The fallout from Aintree is still causing ripples in the horse racing world after three horses died and 118 protestors were arrested.
Since the controversial event there has been continual heated debates around the safety and wellbeing of horses.
The activists are calling for horse racing to be abolished but supporters of the sport claim it’s protestors who are increasing the risk of the the animals being harmed.
Horse trainer Sandy Thomson blamed Animal Rising activists for the death of his horse, Hill Sixteen, after they invaded the track causing the race to be delayed for 14 minutes.
Speaking to the BBC, he said: “The delay to the race definitely contributed hugely to what happened at the first two fences.”
“It was all caused by these so-called animal lovers who are actually ignorant and have absolutely no idea about the welfare of horses.”
Hill Sixteen died from injuries after falling at the first fence of the race, having never fallen before in his career.
The protests at Aintree are the latest in a string of forceful action the country has witnessed in recent months.
Mr Thomson said: “We are getting fed up in this country and somebody’s got to start doing something about these people. Most people are going about their lawful business and you get [protestors] lying on roads and things. We’ve got to take a much firmer stance.”
Although the level of disruption seen at Aintree feels more intense that what has been witnessed in the past, concerns over racing and the welfare of horses has long been a focal point for groups such as Animal Aid.
Dene Stansall, a horse welfare consultant at the action group is a well known critic of racing and the detrimental impact it has on the animals.
He believes Sandy Thomson’s comments clearly demonstrate a horse’s welfare does not come first in the decision making process of those involved in the sport.
He said: “From my point of view, if the racecourse thought there was any problem with horse welfare issues, then they should have stopped the race and run it on the Monday as they’ve done in the past.
“Clearly the racing industry and the trainer at the time decided that despite what was going on, they would still run their horses. The reason being likely because there’s half a million pounds to be won for the winning horse, and the glory and celebrations that come with it.”

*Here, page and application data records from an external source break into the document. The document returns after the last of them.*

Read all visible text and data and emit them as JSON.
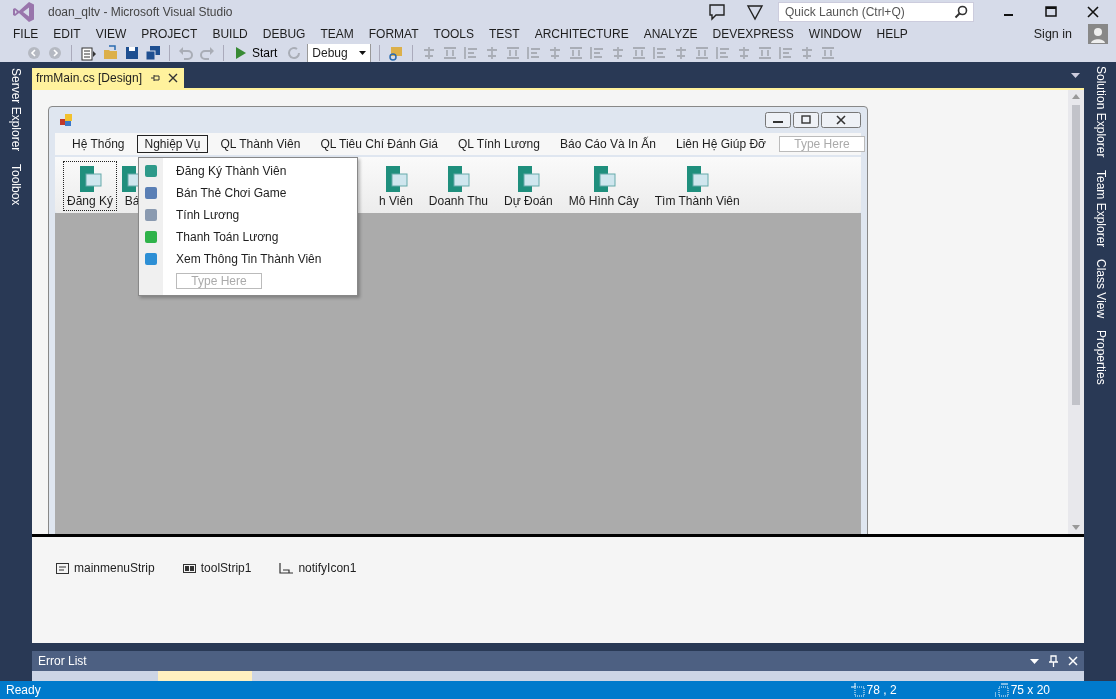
{
  "window": {
    "title": "doan_qltv - Microsoft Visual Studio"
  },
  "quick_launch": {
    "placeholder": "Quick Launch (Ctrl+Q)"
  },
  "menu": [
    "FILE",
    "EDIT",
    "VIEW",
    "PROJECT",
    "BUILD",
    "DEBUG",
    "TEAM",
    "FORMAT",
    "TOOLS",
    "TEST",
    "ARCHITECTURE",
    "ANALYZE",
    "DEVEXPRESS",
    "WINDOW",
    "HELP"
  ],
  "sign_in": "Sign in",
  "toolbar": {
    "start": "Start",
    "configuration": "Debug"
  },
  "left_tabs": [
    "Server Explorer",
    "Toolbox"
  ],
  "right_tabs": [
    "Solution Explorer",
    "Team Explorer",
    "Class View",
    "Properties"
  ],
  "document_tabs": [
    {
      "label": "frmMain.cs [Design]",
      "selected": true
    }
  ],
  "form": {
    "menu": [
      {
        "label": "Hệ Thống",
        "selected": false
      },
      {
        "label": "Nghiệp Vụ",
        "selected": true
      },
      {
        "label": "QL Thành Viên",
        "selected": false
      },
      {
        "label": "QL Tiêu Chí Đánh Giá",
        "selected": false
      },
      {
        "label": "QL Tính Lương",
        "selected": false
      },
      {
        "label": "Báo Cáo Và In Ấn",
        "selected": false
      },
      {
        "label": "Liên Hệ Giúp Đỡ",
        "selected": false
      }
    ],
    "menu_placeholder": "Type Here",
    "toolstrip": [
      {
        "label": "Đăng Ký",
        "selected": true
      },
      {
        "label": "Bá",
        "selected": false
      },
      {
        "label": "h Viên",
        "selected": false
      },
      {
        "label": "Doanh Thu",
        "selected": false
      },
      {
        "label": "Dự Đoán",
        "selected": false
      },
      {
        "label": "Mô Hình Cây",
        "selected": false
      },
      {
        "label": "Tìm Thành Viên",
        "selected": false
      }
    ],
    "dropdown": {
      "items": [
        {
          "label": "Đăng Ký Thành Viên",
          "color": "#2e9a8a"
        },
        {
          "label": "Bán Thẻ Chơi Game",
          "color": "#5a7fb5"
        },
        {
          "label": "Tính Lương",
          "color": "#8a9ab0"
        },
        {
          "label": "Thanh Toán Lương",
          "color": "#2fb34a"
        },
        {
          "label": "Xem Thông Tin Thành Viên",
          "color": "#2d8fd5"
        }
      ],
      "placeholder": "Type Here"
    }
  },
  "component_tray": [
    {
      "label": "mainmenuStrip",
      "kind": "menu"
    },
    {
      "label": "toolStrip1",
      "kind": "toolstrip"
    },
    {
      "label": "notifyIcon1",
      "kind": "notify"
    }
  ],
  "error_list": {
    "title": "Error List"
  },
  "status_bar": {
    "text": "Ready",
    "position": "78 , 2",
    "size": "75 x 20"
  }
}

“He was prepared to risk his horse for that.”
Horse racing is worth over £4 billion to the UK economy and Mr Stansall said the sport is intrinsically tied to the gambling industry and would not enjoy the popularity it does without this link.
Nevin Truesdale, Chief Executive at the Jockey Club, told Racing TV he believes Aintree has brought the conversation around horse racing back into the public domain and allows the industry to think about what can be improved within the industry.

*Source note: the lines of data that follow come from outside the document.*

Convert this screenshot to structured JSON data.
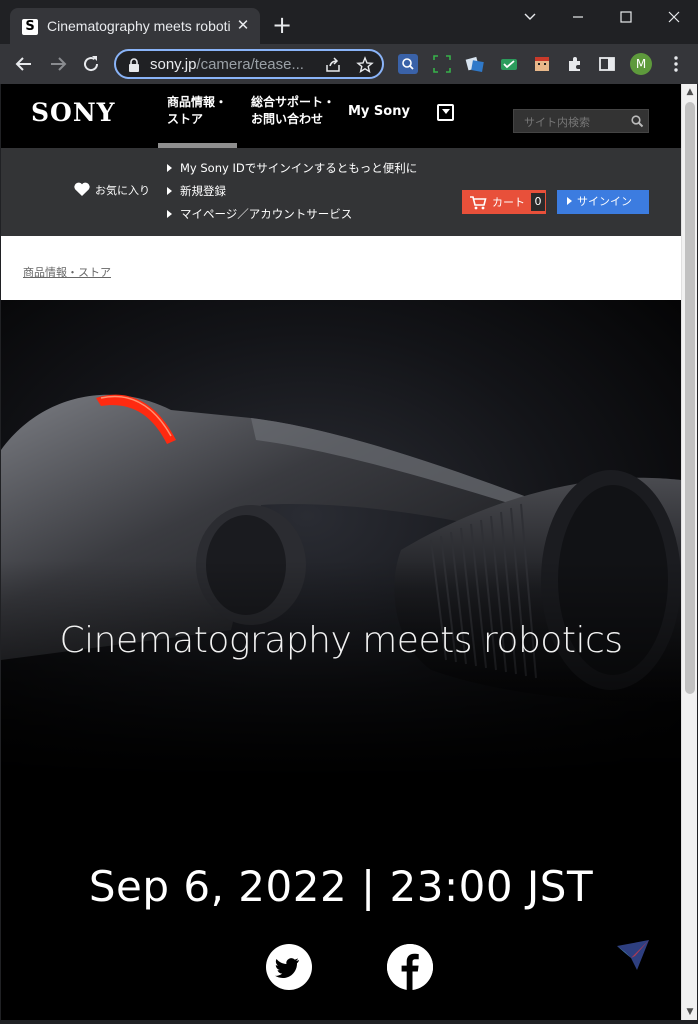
{
  "browser": {
    "tab_title": "Cinematography meets robotics",
    "tab_favicon_letter": "S",
    "new_tab_symbol": "+",
    "profile_initial": "M",
    "url_host": "sony.jp",
    "url_path": "/camera/tease...",
    "icons": [
      "back-icon",
      "forward-icon",
      "reload-icon",
      "lock-icon",
      "share-icon",
      "bookmark-star-icon",
      "extensions-icon",
      "side-panel-icon",
      "more-menu-icon"
    ]
  },
  "site": {
    "logo": "SONY",
    "nav": {
      "products_line1": "商品情報・",
      "products_line2": "ストア",
      "support_line1": "総合サポート・",
      "support_line2": "お問い合わせ",
      "mysony": "My Sony"
    },
    "search_placeholder": "サイト内検索",
    "favorites": "お気に入り",
    "user_links": [
      "My Sony IDでサインインするともっと便利に",
      "新規登録",
      "マイページ／アカウントサービス"
    ],
    "cart_label": "カート",
    "cart_count": "0",
    "signin": "サインイン",
    "breadcrumb": "商品情報・ストア",
    "colors": {
      "cart": "#e8503a",
      "signin": "#3c7ce0",
      "accent_red": "#ff2a10"
    }
  },
  "hero": {
    "headline": "Cinematography meets robotics",
    "date": "Sep 6, 2022 |  23:00 JST",
    "social": [
      "twitter-icon",
      "facebook-icon"
    ]
  }
}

He said: “What we should be doing is engaging with the more rational organisations like World Horse Welfare and the RSPCA, all of whom can see the changes we’ve made and who continue, rightly, to put us under pressure to make more changes.”

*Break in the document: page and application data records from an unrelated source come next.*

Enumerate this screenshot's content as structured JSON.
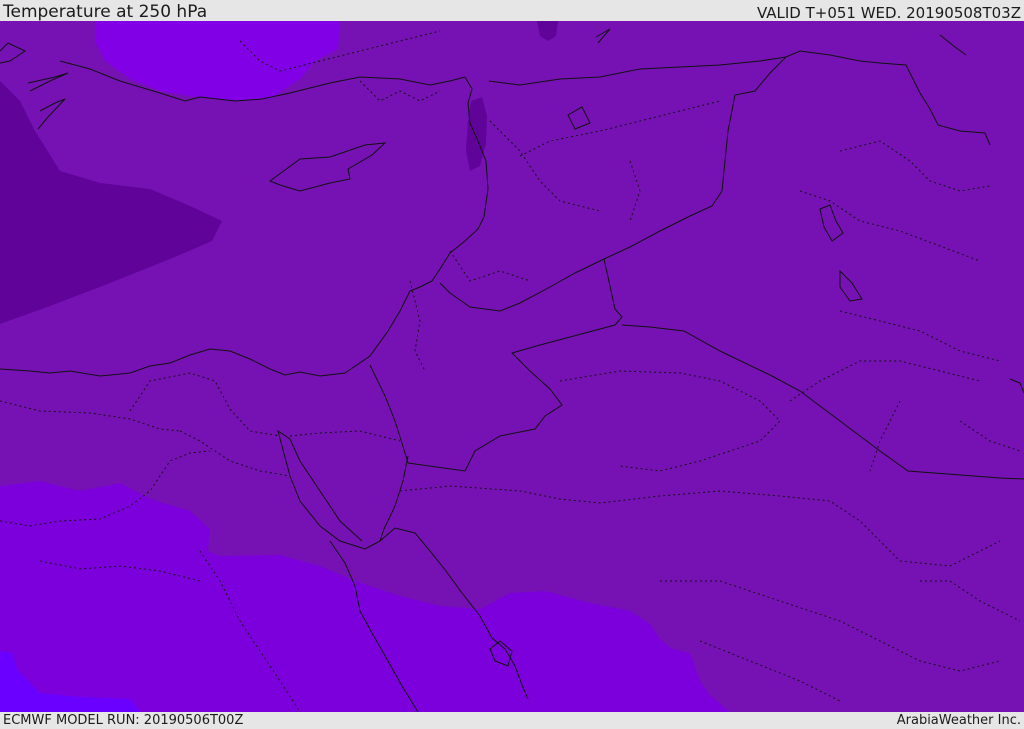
{
  "header": {
    "title": "Temperature at 250 hPa",
    "valid": "VALID T+051 WED. 20190508T03Z"
  },
  "footer": {
    "model_run": "ECMWF MODEL RUN: 20190506T00Z",
    "credit": "ArabiaWeather Inc."
  },
  "map": {
    "field": "temperature",
    "level": "250 hPa",
    "colors": {
      "base": "#7612b4",
      "warm_patch": "#5f0399",
      "cool_north": "#8100e6",
      "cool_south": "#7c00dc",
      "cold_patch": "#6a00ff",
      "coast": "#111111",
      "border": "#111111"
    }
  }
}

Mr Stansall believes the problem is far more deep rooted. Animal Aid started a petition for horse racing to have an independent body for the protection of racehorses in 2018, which was debated in parliament after receiving over 100,000 signatures.
As a result the Horse Welfare Board was established, but he feels although it is independently chaired, it is still an industry body and they haven’t gone far enough to implement changes.
The horse racing consultant believes the lack of progress has left Animal Aid no option but to call for an outright ban on horse racing.
He said: “The industry promised deaths would come down. That’s four and a half years ago, and we’re still seeing as many horses die now as what we did prior to that. So [they’re] very slow in making any changes, if at all. That’s why we’re campaigning for a ban.
“It’s a big thing to say ban something, but it starts the debate.”
Animal Aid have compiled their own data on fatalities in horse racing as they believe the industry does not release transparent figures to the public. It has been only since 2021 that the British Horseracing Authority have included and recorded deaths of horses for the 48 hours after the event and attributed them as a racing death.
Mr Stansall also pointed out the 0.2% fatality rate of horses in races, actually includes every run completed by a horse.
For instance, if 10 horses completed 10 runs and there was one fatality, this would be recorded as a 1 in 100 fatality rate rather than 1 in 10.
Animal Aid have recorded 2599 deaths of horses since 2007, with the highest being 221 fatalities in 2022. This works out to around four dead horses a week.
Defenders of the industry argue race horses receive an extremely high-quality level of care and the regulation designed around safety and welfare is robust. They also highlight the lack of alternatives proposed by those who want a ban on what to do with the thousands of specifically bred thoroughbred horses that will be left redundant.
Those inside the industry itself stress there is an ongoing consensus in the sport to improve standards.
Racehorse trainer, Richard Phillips, came up with the annual National Racehorse Week in 2021, with the goal of celebrating the thoroughbred and opening up the industry to the public.
Speaking to the Guardian, Mr Phillips said: “Racing needs to open its doors, and let the general public decide whether they think it is a moral sport.”